Visualizations of this data derive from further questions. What does a group ride look like? What if location was stretched along a time axis like a ribbon? My overarching goal with this project is to make these possibly abstract images be meaningful to uninitiated viewers.

The end product will primarily be this series of static and interactive visualizations using the collected data. Additionally, I’m aiming to publish the project’s process in the spirit of open source. This includes publishing the collected data for other analysis, releasing the logger application source code, documenting collection methods and describing the visualization process. Hopefully, this will enable other people to extend and augment the work in ways I haven’t envisioned.

Close to Home

Monday, March 1st, 2010

Our assignment last week was to use Foursquare to log our daily travels. This week, we were asked to use a classmate’s Foursquare check-in history as the source of our visualizations. I was given Bryan Lence’s data and set off to see what was there.


Over the past few weeks I’ve been teaching myself the R “environment for statistical computing and graphics“. It’s an open source project and has a doubly steep learning curve (for me, at least) of an unfamiliar syntax and medium (statistics). I can see it’s power for visualizations, however, when used to reveal interesting associations which can be further refined in other graphics software (in this case, Illustrator).


…of course i was logging

Wednesday, February 10th, 2010

Screen shot 2010-01-30 at 20.12.55I fractured my ankle in a hard snowboard crash a couple of weeks ago and of course I was data logging the accelerometer forces. I was using the iPhone app developed last fall for the seismi{c}ycling project; while riding the phone was in my jacket’s internal chest pocket.

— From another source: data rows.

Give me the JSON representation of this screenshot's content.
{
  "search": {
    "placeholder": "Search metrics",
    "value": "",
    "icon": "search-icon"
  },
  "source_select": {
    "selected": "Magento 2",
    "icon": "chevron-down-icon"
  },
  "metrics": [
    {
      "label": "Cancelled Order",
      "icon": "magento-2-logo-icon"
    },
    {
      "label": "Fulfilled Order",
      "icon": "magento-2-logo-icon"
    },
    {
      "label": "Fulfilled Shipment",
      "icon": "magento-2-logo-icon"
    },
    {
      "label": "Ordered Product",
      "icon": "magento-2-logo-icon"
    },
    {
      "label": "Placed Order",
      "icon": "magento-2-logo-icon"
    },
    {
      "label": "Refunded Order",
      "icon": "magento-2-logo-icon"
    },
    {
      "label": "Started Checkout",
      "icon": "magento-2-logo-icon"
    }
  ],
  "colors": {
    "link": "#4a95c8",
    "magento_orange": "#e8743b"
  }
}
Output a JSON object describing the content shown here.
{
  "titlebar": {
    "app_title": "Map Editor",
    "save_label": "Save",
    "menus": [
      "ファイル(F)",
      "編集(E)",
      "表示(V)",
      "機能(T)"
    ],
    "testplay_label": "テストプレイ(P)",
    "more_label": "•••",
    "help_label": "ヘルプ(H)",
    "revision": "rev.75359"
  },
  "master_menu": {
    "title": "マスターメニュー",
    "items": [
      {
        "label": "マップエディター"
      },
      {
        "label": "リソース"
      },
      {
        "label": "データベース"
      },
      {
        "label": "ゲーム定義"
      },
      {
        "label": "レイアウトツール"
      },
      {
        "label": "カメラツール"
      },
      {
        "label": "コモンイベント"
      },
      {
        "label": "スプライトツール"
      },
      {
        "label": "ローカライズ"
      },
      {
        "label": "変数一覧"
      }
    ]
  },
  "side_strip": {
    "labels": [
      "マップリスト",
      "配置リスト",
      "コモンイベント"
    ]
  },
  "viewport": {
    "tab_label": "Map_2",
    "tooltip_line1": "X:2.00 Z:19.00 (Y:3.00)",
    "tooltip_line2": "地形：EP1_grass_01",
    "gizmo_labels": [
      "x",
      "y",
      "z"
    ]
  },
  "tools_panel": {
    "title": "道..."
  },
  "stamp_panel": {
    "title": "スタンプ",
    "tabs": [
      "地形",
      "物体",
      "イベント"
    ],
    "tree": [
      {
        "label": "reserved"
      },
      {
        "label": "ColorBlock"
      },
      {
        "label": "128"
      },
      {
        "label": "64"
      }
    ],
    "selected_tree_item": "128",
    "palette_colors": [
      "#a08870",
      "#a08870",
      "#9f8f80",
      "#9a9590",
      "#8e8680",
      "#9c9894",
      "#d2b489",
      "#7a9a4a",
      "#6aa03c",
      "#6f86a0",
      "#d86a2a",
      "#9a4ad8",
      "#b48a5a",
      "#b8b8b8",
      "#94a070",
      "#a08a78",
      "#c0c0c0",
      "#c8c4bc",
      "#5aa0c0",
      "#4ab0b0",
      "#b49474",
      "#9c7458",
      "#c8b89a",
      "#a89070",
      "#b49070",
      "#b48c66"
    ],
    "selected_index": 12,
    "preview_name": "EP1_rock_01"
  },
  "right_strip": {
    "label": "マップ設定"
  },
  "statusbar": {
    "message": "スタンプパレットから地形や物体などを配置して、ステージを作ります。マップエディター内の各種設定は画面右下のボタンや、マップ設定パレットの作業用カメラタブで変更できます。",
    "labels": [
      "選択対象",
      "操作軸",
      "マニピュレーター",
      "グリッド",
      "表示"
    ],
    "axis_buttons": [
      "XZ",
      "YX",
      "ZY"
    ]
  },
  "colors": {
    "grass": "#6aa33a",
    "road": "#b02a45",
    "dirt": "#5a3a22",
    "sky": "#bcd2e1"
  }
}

A group from ITP was enjoying the bitter weather at Mount Snow, in West Dover, VT on our (now annual?) Snowbunnies trip. This crash was late in the day on a wide open trail. I accidentally disengaged my heelside edge for a moment, causing me to rotate slightly clockwise and slide laterally. Moments later, my heelside edge caught again, now on the downhill side, causing me to quickly flip backwards onto my head … thankfully I was wearing a helmet. After that I can’t recall what exactly happened, but I know that it involved a lot of tumbling which my right ankle just couldn’t weather. (more…)

Rest of You: Bike Forces

Monday, September 28th, 2009

IMG_0726(note: I’m awaiting the HR sensor, this is mostly outward forces)

I’m logging the acceleration forces at the handlebars of my bicycle while riding through New York City. The body has roughly three contact points with a bicycle, the hands at the handlebars, the “seat” at the saddle, and the feet at the pedals. The downward force of the rider’s weight and pedaling force and the upward forces of the bicycle rolling over uneven ground are distributed over these three points. I was interested to see just what kind of forces are “pushing back” that I may not be aware of, myself lost in the act of simply keeping the bicycle upright and safely navigating through traffic.

handlebar_vibrationTo contextualize the raw accelerometer data I also tracking GPS location and eventually geocoding the raw data in software. The bicycle sensors are being transmitted via Bluetooth to a mobile phone and the data is logged with a custom written (but now open-source!) python script. Below is the first draft of the visualization. (more…)

openFrameworks + iPhone

Monday, March 16th, 2009

particles-iphoneI’ve heard about openFrameworks 0.6 (as of yet unreleased) and specifically efforts to support building apps using oF for the iPhone. There are a few developers who have published videos of their efforts and even several apps in the AppStore.

Memo Atken has a very informative article about setting up the prerelease 0.6 version for use with the ofxiPhone addon. However, there is a HUGE simplification of the steps necessary for getting the supporting libraries installed for use with iPhone.

Update: freetype/freeimage building instructions have been posted. (more…)